### ACTION ITEM
Would you give the data below back exactly as it reads?
[[ THE RECORDS, beginning ]]
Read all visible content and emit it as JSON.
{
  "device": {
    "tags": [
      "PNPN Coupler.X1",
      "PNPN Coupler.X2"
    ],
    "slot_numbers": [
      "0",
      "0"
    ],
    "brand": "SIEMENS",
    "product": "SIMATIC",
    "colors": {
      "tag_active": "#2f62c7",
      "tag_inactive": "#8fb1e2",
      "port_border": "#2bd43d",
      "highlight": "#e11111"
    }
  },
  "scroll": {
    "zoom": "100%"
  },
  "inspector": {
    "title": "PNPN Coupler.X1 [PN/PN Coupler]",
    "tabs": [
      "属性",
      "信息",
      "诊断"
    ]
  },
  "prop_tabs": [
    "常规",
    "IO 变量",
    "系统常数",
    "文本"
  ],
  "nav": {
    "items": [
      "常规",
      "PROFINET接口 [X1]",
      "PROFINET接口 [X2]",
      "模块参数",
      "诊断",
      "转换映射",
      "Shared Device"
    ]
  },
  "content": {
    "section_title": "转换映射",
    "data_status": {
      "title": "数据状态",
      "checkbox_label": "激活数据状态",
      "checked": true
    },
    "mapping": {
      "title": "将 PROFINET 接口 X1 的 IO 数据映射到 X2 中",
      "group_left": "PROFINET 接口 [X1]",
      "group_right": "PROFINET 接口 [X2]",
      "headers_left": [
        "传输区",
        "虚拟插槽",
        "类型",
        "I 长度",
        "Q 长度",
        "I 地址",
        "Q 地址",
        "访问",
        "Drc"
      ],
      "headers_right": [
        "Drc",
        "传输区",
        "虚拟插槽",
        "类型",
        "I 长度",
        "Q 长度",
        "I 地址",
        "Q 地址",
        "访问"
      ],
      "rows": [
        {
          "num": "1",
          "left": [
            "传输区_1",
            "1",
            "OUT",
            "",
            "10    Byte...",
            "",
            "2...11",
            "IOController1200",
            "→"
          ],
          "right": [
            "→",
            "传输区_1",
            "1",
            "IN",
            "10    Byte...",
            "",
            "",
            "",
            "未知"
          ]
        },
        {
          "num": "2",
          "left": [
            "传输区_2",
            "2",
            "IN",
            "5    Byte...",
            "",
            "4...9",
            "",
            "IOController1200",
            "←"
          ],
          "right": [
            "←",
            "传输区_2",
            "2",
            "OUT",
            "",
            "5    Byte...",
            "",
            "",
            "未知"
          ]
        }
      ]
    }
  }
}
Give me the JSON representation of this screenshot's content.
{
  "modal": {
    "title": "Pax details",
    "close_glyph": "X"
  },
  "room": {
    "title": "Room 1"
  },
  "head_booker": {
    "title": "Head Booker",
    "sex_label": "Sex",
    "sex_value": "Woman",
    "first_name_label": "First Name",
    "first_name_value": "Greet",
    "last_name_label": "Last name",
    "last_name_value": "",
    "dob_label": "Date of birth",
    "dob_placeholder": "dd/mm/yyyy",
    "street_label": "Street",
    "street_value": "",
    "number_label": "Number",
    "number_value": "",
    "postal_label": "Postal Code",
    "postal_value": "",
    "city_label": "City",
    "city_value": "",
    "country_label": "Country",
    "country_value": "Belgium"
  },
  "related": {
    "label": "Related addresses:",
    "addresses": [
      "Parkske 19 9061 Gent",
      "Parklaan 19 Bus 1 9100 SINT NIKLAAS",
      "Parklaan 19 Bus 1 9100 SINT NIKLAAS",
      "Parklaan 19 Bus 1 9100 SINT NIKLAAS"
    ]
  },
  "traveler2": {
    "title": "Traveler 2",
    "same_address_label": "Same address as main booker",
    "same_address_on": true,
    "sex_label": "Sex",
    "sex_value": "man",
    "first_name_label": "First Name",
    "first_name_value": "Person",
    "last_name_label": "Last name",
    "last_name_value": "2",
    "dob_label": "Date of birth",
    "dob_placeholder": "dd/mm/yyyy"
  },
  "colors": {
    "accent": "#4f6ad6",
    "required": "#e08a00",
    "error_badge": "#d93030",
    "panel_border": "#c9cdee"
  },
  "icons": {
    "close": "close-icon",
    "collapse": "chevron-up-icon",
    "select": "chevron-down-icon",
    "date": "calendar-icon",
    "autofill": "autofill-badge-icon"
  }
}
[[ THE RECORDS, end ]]
### RESPONSE TO THE TASK
Read all visible content and emit it as JSON.
{
  "device": {
    "tags": [
      "PNPN Coupler.X1",
      "PNPN Coupler.X2"
    ],
    "slot_numbers": [
      "0",
      "0"
    ],
    "brand": "SIEMENS",
    "product": "SIMATIC",
    "colors": {
      "tag_active": "#2f62c7",
      "tag_inactive": "#8fb1e2",
      "port_border": "#2bd43d",
      "highlight": "#e11111"
    }
  },
  "scroll": {
    "zoom": "100%"
  },
  "inspector": {
    "title": "PNPN Coupler.X1 [PN/PN Coupler]",
    "tabs": [
      "属性",
      "信息",
      "诊断"
    ]
  },
  "prop_tabs": [
    "常规",
    "IO 变量",
    "系统常数",
    "文本"
  ],
  "nav": {
    "items": [
      "常规",
      "PROFINET接口 [X1]",
      "PROFINET接口 [X2]",
      "模块参数",
      "诊断",
      "转换映射",
      "Shared Device"
    ]
  },
  "content": {
    "section_title": "转换映射",
    "data_status": {
      "title": "数据状态",
      "checkbox_label": "激活数据状态",
      "checked": true
    },
    "mapping": {
      "title": "将 PROFINET 接口 X1 的 IO 数据映射到 X2 中",
      "group_left": "PROFINET 接口 [X1]",
      "group_right": "PROFINET 接口 [X2]",
      "headers_left": [
        "传输区",
        "虚拟插槽",
        "类型",
        "I 长度",
        "Q 长度",
        "I 地址",
        "Q 地址",
        "访问",
        "Drc"
      ],
      "headers_right": [
        "Drc",
        "传输区",
        "虚拟插槽",
        "类型",
        "I 长度",
        "Q 长度",
        "I 地址",
        "Q 地址",
        "访问"
      ],
      "rows": [
        {
          "num": "1",
          "left": [
            "传输区_1",
            "1",
            "OUT",
            "",
            "10    Byte...",
            "",
            "2...11",
            "IOController1200",
            "→"
          ],
          "right": [
            "→",
            "传输区_1",
            "1",
            "IN",
            "10    Byte...",
            "",
            "",
            "",
            "未知"
          ]
        },
        {
          "num": "2",
          "left": [
            "传输区_2",
            "2",
            "IN",
            "5    Byte...",
            "",
            "4...9",
            "",
            "IOController1200",
            "←"
          ],
          "right": [
            "←",
            "传输区_2",
            "2",
            "OUT",
            "",
            "5    Byte...",
            "",
            "",
            "未知"
          ]
        }
      ]
    }
  }
}
Give me the JSON representation of this screenshot's content.
{
  "modal": {
    "title": "Pax details",
    "close_glyph": "X"
  },
  "room": {
    "title": "Room 1"
  },
  "head_booker": {
    "title": "Head Booker",
    "sex_label": "Sex",
    "sex_value": "Woman",
    "first_name_label": "First Name",
    "first_name_value": "Greet",
    "last_name_label": "Last name",
    "last_name_value": "",
    "dob_label": "Date of birth",
    "dob_placeholder": "dd/mm/yyyy",
    "street_label": "Street",
    "street_value": "",
    "number_label": "Number",
    "number_value": "",
    "postal_label": "Postal Code",
    "postal_value": "",
    "city_label": "City",
    "city_value": "",
    "country_label": "Country",
    "country_value": "Belgium"
  },
  "related": {
    "label": "Related addresses:",
    "addresses": [
      "Parkske 19 9061 Gent",
      "Parklaan 19 Bus 1 9100 SINT NIKLAAS",
      "Parklaan 19 Bus 1 9100 SINT NIKLAAS",
      "Parklaan 19 Bus 1 9100 SINT NIKLAAS"
    ]
  },
  "traveler2": {
    "title": "Traveler 2",
    "same_address_label": "Same address as main booker",
    "same_address_on": true,
    "sex_label": "Sex",
    "sex_value": "man",
    "first_name_label": "First Name",
    "first_name_value": "Person",
    "last_name_label": "Last name",
    "last_name_value": "2",
    "dob_label": "Date of birth",
    "dob_placeholder": "dd/mm/yyyy"
  },
  "colors": {
    "accent": "#4f6ad6",
    "required": "#e08a00",
    "error_badge": "#d93030",
    "panel_border": "#c9cdee"
  },
  "icons": {
    "close": "close-icon",
    "collapse": "chevron-up-icon",
    "select": "chevron-down-icon",
    "date": "calendar-icon",
    "autofill": "autofill-badge-icon"
  }
}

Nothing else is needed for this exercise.